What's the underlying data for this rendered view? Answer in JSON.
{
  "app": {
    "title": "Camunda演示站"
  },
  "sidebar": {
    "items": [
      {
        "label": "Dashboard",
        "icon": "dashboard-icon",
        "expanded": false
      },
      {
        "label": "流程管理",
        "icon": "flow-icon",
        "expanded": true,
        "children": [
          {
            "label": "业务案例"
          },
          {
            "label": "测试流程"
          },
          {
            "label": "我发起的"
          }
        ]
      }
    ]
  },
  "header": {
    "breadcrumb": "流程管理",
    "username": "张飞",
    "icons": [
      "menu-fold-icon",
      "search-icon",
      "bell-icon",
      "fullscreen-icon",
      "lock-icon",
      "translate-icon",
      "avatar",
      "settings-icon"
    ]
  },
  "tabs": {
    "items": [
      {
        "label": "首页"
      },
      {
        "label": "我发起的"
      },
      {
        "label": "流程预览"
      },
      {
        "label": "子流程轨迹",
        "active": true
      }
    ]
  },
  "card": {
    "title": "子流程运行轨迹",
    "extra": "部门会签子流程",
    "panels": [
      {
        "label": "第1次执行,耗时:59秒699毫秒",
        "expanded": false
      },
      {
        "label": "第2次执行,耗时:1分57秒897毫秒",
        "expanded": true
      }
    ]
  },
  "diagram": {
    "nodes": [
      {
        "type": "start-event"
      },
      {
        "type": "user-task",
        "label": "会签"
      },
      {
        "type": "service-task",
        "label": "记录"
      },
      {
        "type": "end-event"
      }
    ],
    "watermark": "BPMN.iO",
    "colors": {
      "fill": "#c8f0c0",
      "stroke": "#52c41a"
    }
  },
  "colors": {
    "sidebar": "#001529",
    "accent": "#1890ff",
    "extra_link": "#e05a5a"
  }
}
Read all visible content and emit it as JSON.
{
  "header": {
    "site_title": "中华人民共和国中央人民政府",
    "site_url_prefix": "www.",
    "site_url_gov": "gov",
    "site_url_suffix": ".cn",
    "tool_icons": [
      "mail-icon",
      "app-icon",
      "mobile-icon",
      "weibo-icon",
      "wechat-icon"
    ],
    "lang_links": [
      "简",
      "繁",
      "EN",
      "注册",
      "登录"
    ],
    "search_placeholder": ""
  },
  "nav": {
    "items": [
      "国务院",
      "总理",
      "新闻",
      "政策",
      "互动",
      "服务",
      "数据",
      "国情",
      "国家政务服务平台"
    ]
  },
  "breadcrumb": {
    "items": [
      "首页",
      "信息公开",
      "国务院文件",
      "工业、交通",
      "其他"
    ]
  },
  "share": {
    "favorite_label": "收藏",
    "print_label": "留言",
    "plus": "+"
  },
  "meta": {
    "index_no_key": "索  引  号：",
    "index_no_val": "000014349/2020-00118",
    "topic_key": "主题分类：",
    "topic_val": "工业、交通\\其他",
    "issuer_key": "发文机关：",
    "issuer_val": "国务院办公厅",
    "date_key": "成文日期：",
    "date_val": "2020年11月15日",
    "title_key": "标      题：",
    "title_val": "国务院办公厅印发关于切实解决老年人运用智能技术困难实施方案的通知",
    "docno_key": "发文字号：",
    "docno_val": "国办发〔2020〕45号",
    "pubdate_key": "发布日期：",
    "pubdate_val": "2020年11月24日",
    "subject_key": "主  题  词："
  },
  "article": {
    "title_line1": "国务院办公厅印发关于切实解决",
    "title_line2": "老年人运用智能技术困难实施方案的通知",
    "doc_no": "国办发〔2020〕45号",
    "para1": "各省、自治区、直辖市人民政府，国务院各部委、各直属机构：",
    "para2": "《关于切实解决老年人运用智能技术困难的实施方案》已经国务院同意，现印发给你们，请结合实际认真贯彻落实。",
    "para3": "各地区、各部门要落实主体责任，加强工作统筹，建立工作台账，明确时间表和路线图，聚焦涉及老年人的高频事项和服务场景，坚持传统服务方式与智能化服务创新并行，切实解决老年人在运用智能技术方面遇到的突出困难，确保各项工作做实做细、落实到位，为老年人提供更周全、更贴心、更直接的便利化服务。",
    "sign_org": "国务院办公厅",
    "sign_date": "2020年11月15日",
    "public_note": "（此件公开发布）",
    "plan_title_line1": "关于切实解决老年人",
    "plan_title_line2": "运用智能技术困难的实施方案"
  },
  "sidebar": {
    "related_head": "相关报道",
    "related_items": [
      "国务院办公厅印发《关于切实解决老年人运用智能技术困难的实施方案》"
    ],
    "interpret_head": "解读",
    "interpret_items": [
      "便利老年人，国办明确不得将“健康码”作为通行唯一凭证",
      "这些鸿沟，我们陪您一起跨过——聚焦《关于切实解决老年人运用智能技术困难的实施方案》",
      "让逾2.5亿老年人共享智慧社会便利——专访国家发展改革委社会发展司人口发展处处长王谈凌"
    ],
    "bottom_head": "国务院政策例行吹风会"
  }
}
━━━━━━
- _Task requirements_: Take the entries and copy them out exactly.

- _Answer to this exercise_:
What's the underlying data for this rendered view? Answer in JSON.
{
  "app": {
    "title": "Camunda演示站"
  },
  "sidebar": {
    "items": [
      {
        "label": "Dashboard",
        "icon": "dashboard-icon",
        "expanded": false
      },
      {
        "label": "流程管理",
        "icon": "flow-icon",
        "expanded": true,
        "children": [
          {
            "label": "业务案例"
          },
          {
            "label": "测试流程"
          },
          {
            "label": "我发起的"
          }
        ]
      }
    ]
  },
  "header": {
    "breadcrumb": "流程管理",
    "username": "张飞",
    "icons": [
      "menu-fold-icon",
      "search-icon",
      "bell-icon",
      "fullscreen-icon",
      "lock-icon",
      "translate-icon",
      "avatar",
      "settings-icon"
    ]
  },
  "tabs": {
    "items": [
      {
        "label": "首页"
      },
      {
        "label": "我发起的"
      },
      {
        "label": "流程预览"
      },
      {
        "label": "子流程轨迹",
        "active": true
      }
    ]
  },
  "card": {
    "title": "子流程运行轨迹",
    "extra": "部门会签子流程",
    "panels": [
      {
        "label": "第1次执行,耗时:59秒699毫秒",
        "expanded": false
      },
      {
        "label": "第2次执行,耗时:1分57秒897毫秒",
        "expanded": true
      }
    ]
  },
  "diagram": {
    "nodes": [
      {
        "type": "start-event"
      },
      {
        "type": "user-task",
        "label": "会签"
      },
      {
        "type": "service-task",
        "label": "记录"
      },
      {
        "type": "end-event"
      }
    ],
    "watermark": "BPMN.iO",
    "colors": {
      "fill": "#c8f0c0",
      "stroke": "#52c41a"
    }
  },
  "colors": {
    "sidebar": "#001529",
    "accent": "#1890ff",
    "extra_link": "#e05a5a"
  }
}
Read all visible content and emit it as JSON.
{
  "header": {
    "site_title": "中华人民共和国中央人民政府",
    "site_url_prefix": "www.",
    "site_url_gov": "gov",
    "site_url_suffix": ".cn",
    "tool_icons": [
      "mail-icon",
      "app-icon",
      "mobile-icon",
      "weibo-icon",
      "wechat-icon"
    ],
    "lang_links": [
      "简",
      "繁",
      "EN",
      "注册",
      "登录"
    ],
    "search_placeholder": ""
  },
  "nav": {
    "items": [
      "国务院",
      "总理",
      "新闻",
      "政策",
      "互动",
      "服务",
      "数据",
      "国情",
      "国家政务服务平台"
    ]
  },
  "breadcrumb": {
    "items": [
      "首页",
      "信息公开",
      "国务院文件",
      "工业、交通",
      "其他"
    ]
  },
  "share": {
    "favorite_label": "收藏",
    "print_label": "留言",
    "plus": "+"
  },
  "meta": {
    "index_no_key": "索  引  号：",
    "index_no_val": "000014349/2020-00118",
    "topic_key": "主题分类：",
    "topic_val": "工业、交通\\其他",
    "issuer_key": "发文机关：",
    "issuer_val": "国务院办公厅",
    "date_key": "成文日期：",
    "date_val": "2020年11月15日",
    "title_key": "标      题：",
    "title_val": "国务院办公厅印发关于切实解决老年人运用智能技术困难实施方案的通知",
    "docno_key": "发文字号：",
    "docno_val": "国办发〔2020〕45号",
    "pubdate_key": "发布日期：",
    "pubdate_val": "2020年11月24日",
    "subject_key": "主  题  词："
  },
  "article": {
    "title_line1": "国务院办公厅印发关于切实解决",
    "title_line2": "老年人运用智能技术困难实施方案的通知",
    "doc_no": "国办发〔2020〕45号",
    "para1": "各省、自治区、直辖市人民政府，国务院各部委、各直属机构：",
    "para2": "《关于切实解决老年人运用智能技术困难的实施方案》已经国务院同意，现印发给你们，请结合实际认真贯彻落实。",
    "para3": "各地区、各部门要落实主体责任，加强工作统筹，建立工作台账，明确时间表和路线图，聚焦涉及老年人的高频事项和服务场景，坚持传统服务方式与智能化服务创新并行，切实解决老年人在运用智能技术方面遇到的突出困难，确保各项工作做实做细、落实到位，为老年人提供更周全、更贴心、更直接的便利化服务。",
    "sign_org": "国务院办公厅",
    "sign_date": "2020年11月15日",
    "public_note": "（此件公开发布）",
    "plan_title_line1": "关于切实解决老年人",
    "plan_title_line2": "运用智能技术困难的实施方案"
  },
  "sidebar": {
    "related_head": "相关报道",
    "related_items": [
      "国务院办公厅印发《关于切实解决老年人运用智能技术困难的实施方案》"
    ],
    "interpret_head": "解读",
    "interpret_items": [
      "便利老年人，国办明确不得将“健康码”作为通行唯一凭证",
      "这些鸿沟，我们陪您一起跨过——聚焦《关于切实解决老年人运用智能技术困难的实施方案》",
      "让逾2.5亿老年人共享智慧社会便利——专访国家发展改革委社会发展司人口发展处处长王谈凌"
    ],
    "bottom_head": "国务院政策例行吹风会"
  }
}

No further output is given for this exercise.